Tampabay.com has begun offering a digital subscription for some users of the site. Readers will be allowed to access 15 pages a month for free, but will be asked to subscribe if they use more. While the homepage, several areas within the site and a select number of stories will remain free, others will be part of a digital subscription plan.
For years, I’ve loved my local newspaper – the St. Pete Times. A couple of months ago, they did what I considered to be a pretty horrible redesign, and also rebranded as the “Tampa Bay Times”. This morning, I noticed that they were going the way of other newspapers to put content behind a paywall. Their CEO, Paul Tash, notes:
After making substantial improvements to tampabay.com, we now ask readers who turn most often to our website to help support it financially…Tampabay.com still offers free access up to a point — set now at 15 page views per month. To get past that ceiling, readers need to register and pay.
While I am no expert on the newspaper industry, this just seems like bad business sense. Not the subscription part – I get that people have to make money, and the print newspaper subscription are likely not justifying the investment in digital infrastructure. It’s the arbitrary limit part. Why 15 page views? Why per month? Does pulling up a story I already ready to show it to my wife count as 2 page views?
If they really wanted to win my business, here’s three things that I think all newspapers could start doing to get my subscription dollars:
Create tiers of content
A newspaper is where I go to find out two distinct pieces of information. What’s going on around me that I need to know right away, and what things are going on which I should know about. The second half of that is where great journalism comes into play. For example, the Times’ coverage of both the Crystal River Nuclear Power Plant fiasco as well as their in-depth reporting on Scientology are well worth knowing about – and paying for.
So make the critical content – the day to day stories – free. Make the value add – the critical journalism, the commentaries, the follow-ups, a reason to pay.
Add value to stories
Paul Tash, in his statement about the paywall, has this to say:
This change reflects the growing importance of electronic publishing. Most of our news breaks first on tampabay.com. It features video, special reports, blogs and archives that go beyond the possibilities of print.
Frankly, I could care less about video reports. I don’t really watch them. But I know others do, and see it as a value add. So let that be an option to add on videos. Give subscribers early access to articles. I don’t like the archives being behind paywalls – that seems to primarily hurt people who want to do research on topics. In fact, perhaps content after one year should be free to view.

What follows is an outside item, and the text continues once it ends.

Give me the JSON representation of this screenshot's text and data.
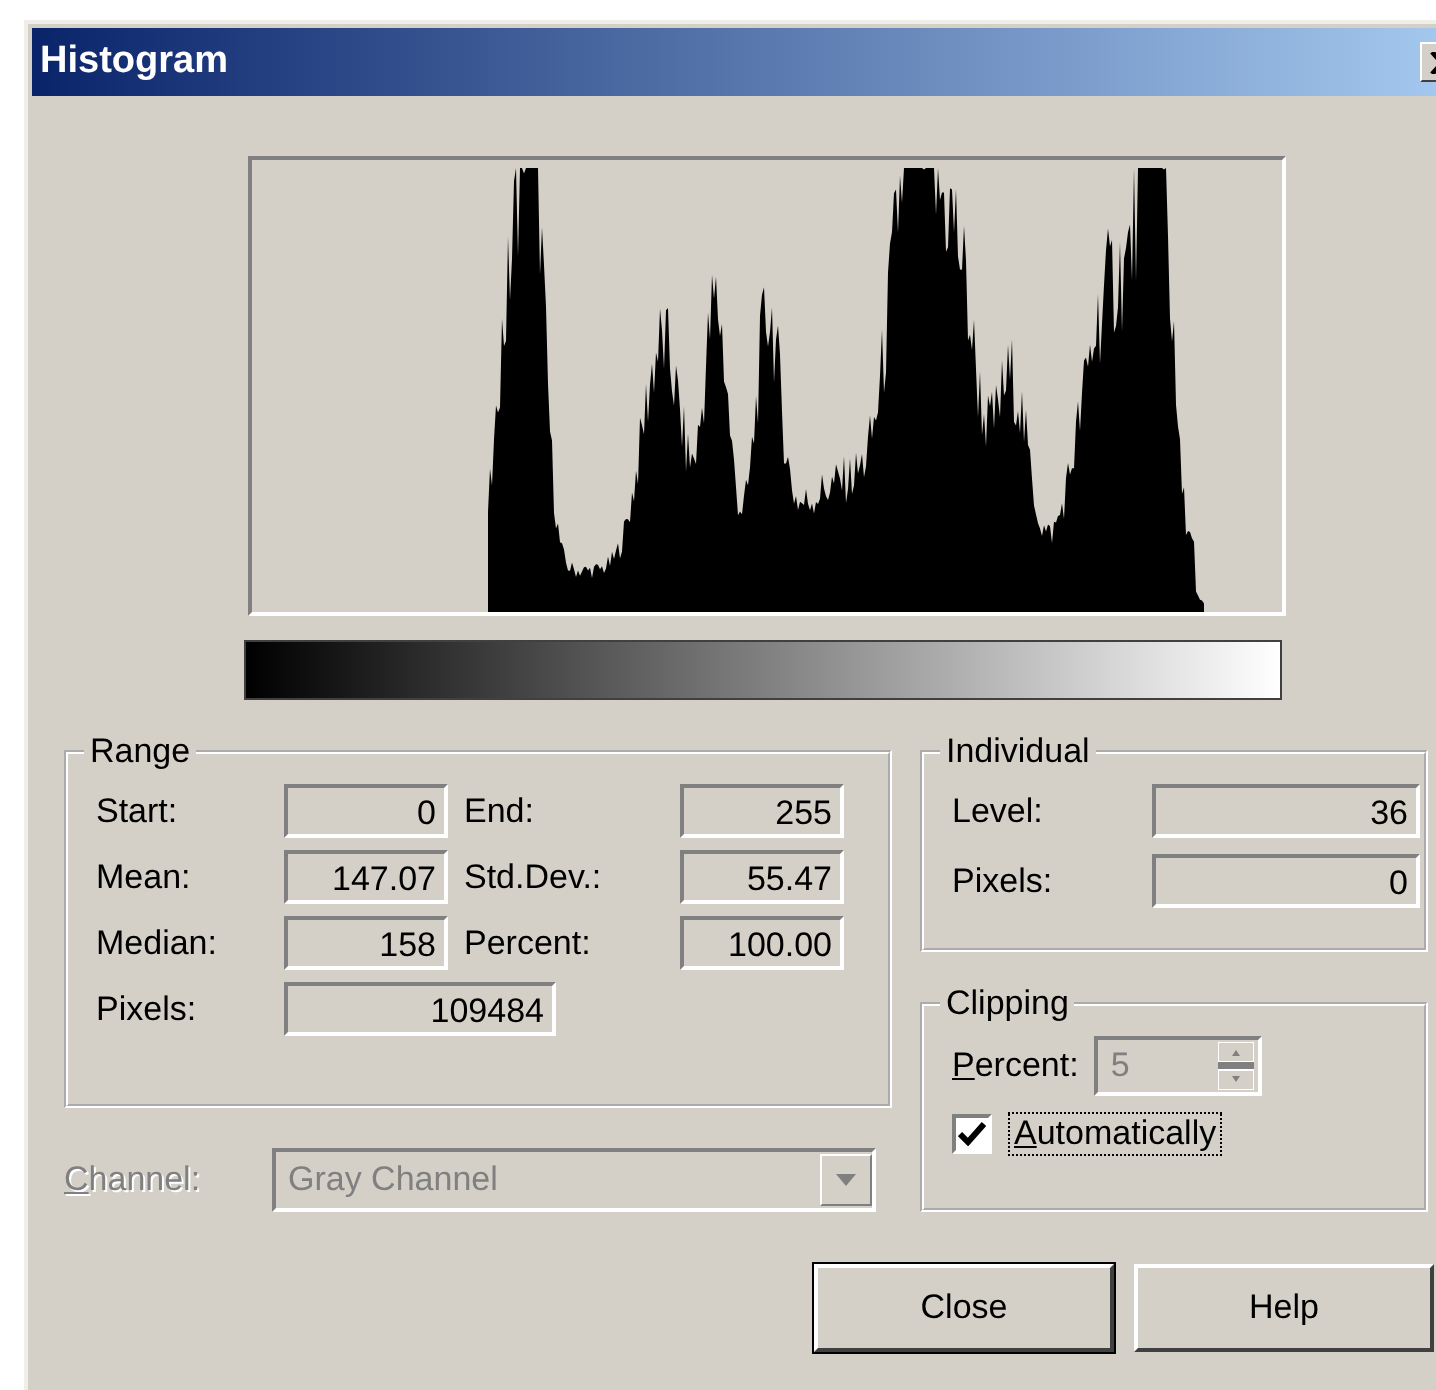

Don’t base value on arbitrary numbers
The biggest gripe I have is the arbitrary page view limit. It doesn’t delineate between good articles and bad ones. Or short and tall. I read a 20 word blurb, and then click through to a 2,500 word piece of art, and they are considered the same.
It makes me think of if publishers controlled e-ink books, and you started reading, and after 15 pages all of the ink went away. Puzzled, you looked up to see a man with a baseball bat reminding you that if you really wanted to read the stories, you’d pay up.
It’s great that they are making an effort to say that if the story is on the front page, that doesn’t count (as long as you don’t click through, I think). But it’s completely meaningless beyond that.
Show me the value
If you want to get my money (and they want $144 a year for a digital subscription!) then they should show why I should give it to them. Saying, “Well, because we’re a newspaper and this is our business model we’ve had forever” isn’t going to cut it. Granted, I pay for the Wall Street Journal on my iPad – because I see the value of having it tailored to my device (even if I don’t always care for the way they did it).
You clearly know you have value to add. Use that to your advantage of convincing people to pay for something they’ve gotten for free for 15 years now. Otherwise it will be another sad chapter in the demise of the newspaper industry.